Dracula the musical

Bram Stoker was famous for creating a monster that slept all day, would wake up at night stretch, and promote injury through extraction of blood. Not an obvious source of musical entertainment. IPF is a monstrous disease and stretching of the lung is a proposed mechanism of fibrosis, although how blood products contribute is less clear. In this issue of Thorax, Shimbori and colleagues ( page 455 ) describe how plasma tryptase derived from mast cells that have degranulated in response to mechanical stress may promote fibrosis through activation of TGFb. Maybe, the mast cell stabiliser cromoglycate would be a more be a better way to treat vampires as wooden stakes or silver bullets have as far as we are aware yet to be tested in a RCT.

‘Everything’s free in America’

Although the outcome of West Side Story, depicted from the 1961 film, is the tragic and untimely death of Tony, perhaps the current re-make being shot by Steven Spielberg will be more upbeat. Indeed, Jilles Fermont and colleagues may have got their direction for their systematic review and meta-analysis of biomarkers and clinical outcomes in COPD ( page 439 ) from the original film in order to find a way to avoid such tragic endings. The authors assessed the associations between physiological and performance measures, immune and inflammatory profiling and cardiovascular measures. Shorter 6MWD and elevated heart rate, fibrinogen, CRP and WCC were associated with higher risk of mortality. Shorter 6MWD and elevated fibrinogen and CRP were associated with exacerbation, and shorter 6MWD, higher heart rate, CRP and IL-6 were associated with hospitalisation. It is time to find re-write the script for both COPD and West Side Story to prevent such tragic endings.

Guys, Dolls

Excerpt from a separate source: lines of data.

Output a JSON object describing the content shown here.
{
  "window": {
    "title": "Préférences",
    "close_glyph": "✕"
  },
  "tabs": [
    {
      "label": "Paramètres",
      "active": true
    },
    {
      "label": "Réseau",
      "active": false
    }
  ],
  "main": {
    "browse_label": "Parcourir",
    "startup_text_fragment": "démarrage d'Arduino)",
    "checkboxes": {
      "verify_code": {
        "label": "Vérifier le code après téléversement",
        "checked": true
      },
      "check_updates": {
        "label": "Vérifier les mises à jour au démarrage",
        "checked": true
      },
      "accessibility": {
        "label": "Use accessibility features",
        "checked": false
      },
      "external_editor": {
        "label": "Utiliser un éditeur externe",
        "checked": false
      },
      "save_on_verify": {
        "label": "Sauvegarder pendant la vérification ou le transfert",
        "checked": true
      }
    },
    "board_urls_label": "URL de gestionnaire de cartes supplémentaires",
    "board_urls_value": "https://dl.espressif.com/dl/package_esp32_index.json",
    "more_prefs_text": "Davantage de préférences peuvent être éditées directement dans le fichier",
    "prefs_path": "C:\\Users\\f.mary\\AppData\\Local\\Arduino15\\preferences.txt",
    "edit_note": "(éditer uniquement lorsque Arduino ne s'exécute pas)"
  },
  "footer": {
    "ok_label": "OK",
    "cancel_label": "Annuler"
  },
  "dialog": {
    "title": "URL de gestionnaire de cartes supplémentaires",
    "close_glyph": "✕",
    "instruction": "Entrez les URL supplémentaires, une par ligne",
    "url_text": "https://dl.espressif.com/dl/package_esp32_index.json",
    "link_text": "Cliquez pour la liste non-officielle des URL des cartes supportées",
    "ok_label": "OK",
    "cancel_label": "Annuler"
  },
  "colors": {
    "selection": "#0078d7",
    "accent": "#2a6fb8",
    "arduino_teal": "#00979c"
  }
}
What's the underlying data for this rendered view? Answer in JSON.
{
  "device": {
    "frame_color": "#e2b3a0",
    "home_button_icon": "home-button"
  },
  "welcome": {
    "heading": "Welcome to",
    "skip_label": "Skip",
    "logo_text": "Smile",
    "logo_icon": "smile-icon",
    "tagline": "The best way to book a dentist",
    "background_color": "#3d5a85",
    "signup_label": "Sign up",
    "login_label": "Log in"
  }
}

As morality battles with immorality at the Save-a-Soul Mission, the small-time gambler Nicely-Nicely Johnson rejoices in “Sit Down, You're Rockin' the Boat” and recalls a dream that encourages him and his fellow gamblers to repent. Although not necessarily “Rockin' the Boat”, Alicia Gayle and colleagues ( page 483 ) are definitely giving NHSE policy makers food for careful thought. The authors investigated causes of death for patients with chronic respiratory disease in England over a 10 year period. Using linked primary care and mortality data the authors found that chronic respiratory disease mortality was 54% higher than the general population with respiratory-related mortality constant over 10 years, while cardiovascular-related mortality decreased over the same time period. Not surprisingly, COPD accounted for the majority of respiratory-related deaths. Just as Nicely-Nicely Johnson modified his choices in life to improve his outcome, so must NHSE and NICE modify their choices to invest to improve the outcome of our patients with chronic respiratory disease.

Take my breath away…

“Top gun” has not yet been made into a musical. However, a future musical is bound to feature the song: “You take my breath away…” The same could be said for the lobulated mass in the left lower lobe shown here. See page 519 to test your diagnostic skills.

Linked Articles